START RECORD EXCERPTS

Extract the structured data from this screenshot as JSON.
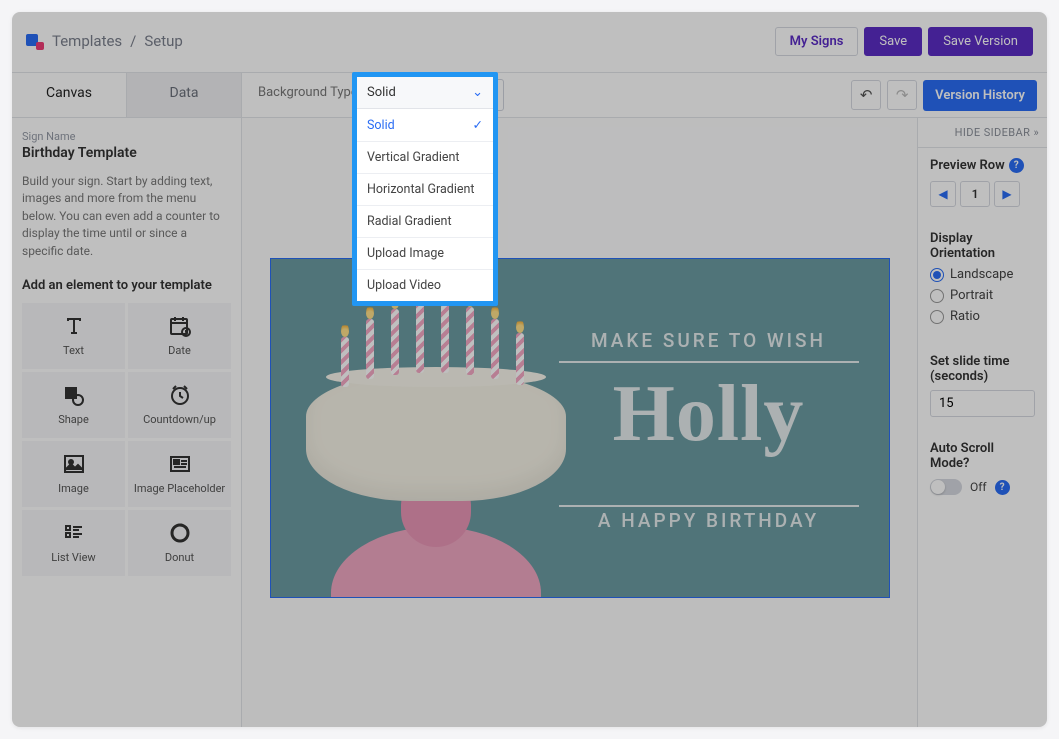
{
  "breadcrumb": {
    "root": "Templates",
    "sep": "/",
    "current": "Setup"
  },
  "header_actions": {
    "my_signs": "My Signs",
    "save": "Save",
    "save_version": "Save Version"
  },
  "tabs": {
    "canvas": "Canvas",
    "data": "Data"
  },
  "bg": {
    "label": "Background Type",
    "selected": "Solid",
    "options": [
      "Solid",
      "Vertical Gradient",
      "Horizontal Gradient",
      "Radial Gradient",
      "Upload Image",
      "Upload Video"
    ]
  },
  "toolbar": {
    "version_history": "Version History"
  },
  "left": {
    "sign_name_label": "Sign Name",
    "sign_name": "Birthday Template",
    "help": "Build your sign. Start by adding text, images and more from the menu below. You can even add a counter to display the time until or since a specific date.",
    "add_heading": "Add an element to your template",
    "elements": {
      "text": "Text",
      "date": "Date",
      "shape": "Shape",
      "countdown": "Countdown/up",
      "image": "Image",
      "placeholder": "Image Placeholder",
      "listview": "List View",
      "donut": "Donut"
    }
  },
  "canvas_text": {
    "top": "MAKE SURE TO WISH",
    "name": "Holly",
    "bottom": "A HAPPY BIRTHDAY"
  },
  "right": {
    "hide": "HIDE SIDEBAR",
    "preview_row": "Preview Row",
    "page": "1",
    "display_orientation": "Display Orientation",
    "landscape": "Landscape",
    "portrait": "Portrait",
    "ratio": "Ratio",
    "slide_label1": "Set slide time",
    "slide_label2": "(seconds)",
    "slide_value": "15",
    "auto_label": "Auto Scroll Mode?",
    "auto_state": "Off"
  }
}
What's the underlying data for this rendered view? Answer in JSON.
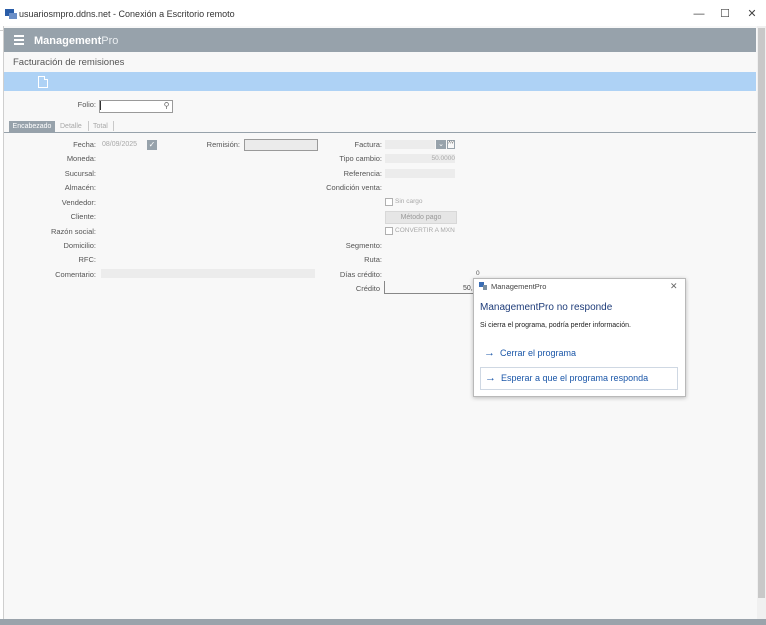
{
  "remote": {
    "title": "usuariosmpro.ddns.net - Conexión a Escritorio remoto",
    "minimize": "—",
    "maximize": "☐",
    "close": "✕"
  },
  "app": {
    "brand_main": "Management",
    "brand_pro": "Pro",
    "page_title": "Facturación de remisiones"
  },
  "form": {
    "folio_label": "Folio:",
    "tabs": [
      "Encabezado",
      "Detalle",
      "Total"
    ],
    "labels": {
      "fecha": "Fecha:",
      "moneda": "Moneda:",
      "sucursal": "Sucursal:",
      "almacen": "Almacén:",
      "vendedor": "Vendedor:",
      "cliente": "Cliente:",
      "razon_social": "Razón social:",
      "domicilio": "Domicilio:",
      "rfc": "RFC:",
      "comentario": "Comentario:",
      "remision": "Remisión:",
      "factura": "Factura:",
      "tipo_cambio": "Tipo cambio:",
      "referencia": "Referencia:",
      "condicion_venta": "Condición venta:",
      "segmento": "Segmento:",
      "ruta": "Ruta:",
      "dias_credito": "Días crédito:",
      "credito": "Crédito"
    },
    "values": {
      "fecha": "08/09/2025",
      "tipo_cambio": "50.0000",
      "dias_credito": "0",
      "credito": "50,"
    },
    "sin_cargo_label": "Sin cargo",
    "metodo_pago_label": "Método pago",
    "convertir_label": "CONVERTIR A MXN"
  },
  "dialog": {
    "app_name": "ManagementPro",
    "close": "✕",
    "heading": "ManagementPro no responde",
    "message": "Si cierra el programa, podría perder información.",
    "option_close": "Cerrar el programa",
    "option_wait": "Esperar a que el programa responda",
    "arrow": "→"
  }
}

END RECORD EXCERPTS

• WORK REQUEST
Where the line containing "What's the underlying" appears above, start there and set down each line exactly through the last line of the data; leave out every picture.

• YOUR SOLUTION
What's the underlying data for this rendered view? Answer in JSON.
{
  "remote": {
    "title": "usuariosmpro.ddns.net - Conexión a Escritorio remoto",
    "minimize": "—",
    "maximize": "☐",
    "close": "✕"
  },
  "app": {
    "brand_main": "Management",
    "brand_pro": "Pro",
    "page_title": "Facturación de remisiones"
  },
  "form": {
    "folio_label": "Folio:",
    "tabs": [
      "Encabezado",
      "Detalle",
      "Total"
    ],
    "labels": {
      "fecha": "Fecha:",
      "moneda": "Moneda:",
      "sucursal": "Sucursal:",
      "almacen": "Almacén:",
      "vendedor": "Vendedor:",
      "cliente": "Cliente:",
      "razon_social": "Razón social:",
      "domicilio": "Domicilio:",
      "rfc": "RFC:",
      "comentario": "Comentario:",
      "remision": "Remisión:",
      "factura": "Factura:",
      "tipo_cambio": "Tipo cambio:",
      "referencia": "Referencia:",
      "condicion_venta": "Condición venta:",
      "segmento": "Segmento:",
      "ruta": "Ruta:",
      "dias_credito": "Días crédito:",
      "credito": "Crédito"
    },
    "values": {
      "fecha": "08/09/2025",
      "tipo_cambio": "50.0000",
      "dias_credito": "0",
      "credito": "50,"
    },
    "sin_cargo_label": "Sin cargo",
    "metodo_pago_label": "Método pago",
    "convertir_label": "CONVERTIR A MXN"
  },
  "dialog": {
    "app_name": "ManagementPro",
    "close": "✕",
    "heading": "ManagementPro no responde",
    "message": "Si cierra el programa, podría perder información.",
    "option_close": "Cerrar el programa",
    "option_wait": "Esperar a que el programa responda",
    "arrow": "→"
  }
}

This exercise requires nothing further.